I was lucky to have recognized from a young age that I have come close to what refined humanity looks like in my engagement with ordinary people and especially in my travels around the world. I don’t have a single role model I can call upon, but I can list several precious moments with individuals in my life or those I met in my life’s journey so far. This is why I remain awakened to what every moment can bring in my interaction with any living creature, not just humans. Other human beings have shown me through their life choices what is possible. While I wouldn’t necessarily seek to emulate them, I have come to appreciate the richness and significance of character as a key characteristic of those who make a difference in other’s lives. I have come to appreciate this even more in my role as mother to two boys who remain my biggest educators! And it would be an omission for me not to mention how much I value my ecological entanglement and hence, my relationship with the natural world and its influence on my life. I love trees. I adore the sea and its mystical world. And then there is Dexter, my 11-year-old Maltese who, despite being a rescue dog, was welcomed into our family life three years ago. Dexter has rescued me more times than I care to admit, every time he takes me out for long walks – especially during the recent lockdowns. 

What led you to your career?

My hunger for learning! I am a learning scholar because I am consciously a lifelong learner by choice. I am happiest when I learn. In that learning there is as much pain as there is joy and fun. This commitment to learning is what has placed the unknown as the underlying essence of what being a scholar means to me. It is also why I do research and feel the need to share the knowledge through my teaching engagements or develop new knowledge through a range of activities that bring people together to explore.
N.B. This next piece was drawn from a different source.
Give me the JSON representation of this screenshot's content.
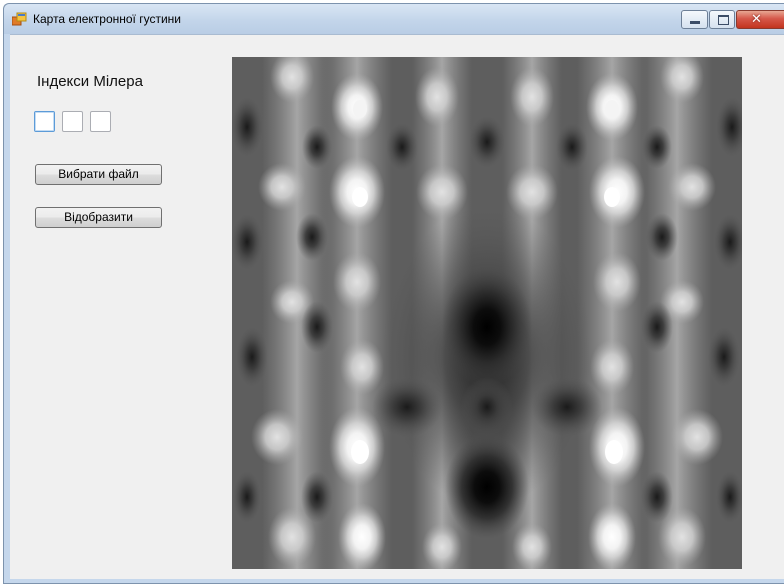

I’m speaking as someone who loves connecting people and transcending boundaries. 

What do you like to do when you’re not working?

My ultimate relaxation is Latin dancing or going for long walks in nature. 

What might someone be surprised to know about you?

I understood how to embed abduction in my research practice when I studied and became a certified coach. I appreciate the way coaching practice fosters what I have come to recognize as another intelligence, which I call CORE Intelligence, or CQ. CORE stands for Centredness, Oneness, Reflex, and Energy. I feel there is a lot that can be done to extend IQ and EQ in advancing human flourishing. And while it will take time to embed CQ in the curriculum, I hope that we find ways of cultivating alongside sensibility and sensitivity, sentience, which is the capacity to feel our way into situations and interactions with each other, especially if we truly trust the process. 

What is the most played song on your playlist as of now?

One Moment in Time by Whitney Houston and Uprising by Muse. My music taste is eclectic and I can shift from rock to classical genres or to international music, or to just attending to nature’s sounds in the flick of a finger. After all, music runs through our body, if we care to listen.

What book would you recommend to others? On the personal side?

Life of Pi by Yann Martel and any of Thich Nhat Hanh’s books, e.g. How to Love and How to See, are enriching in different ways. 

On the business side?

Francis Fukuyama’s books, The End of History and the Last Man and Identity, both offer valuable insights about the system that we have constructed and the role of human dignity that we must learn to preserve. We have not captured this idea in mainstream business books, which for me begs the question: What is the business of business?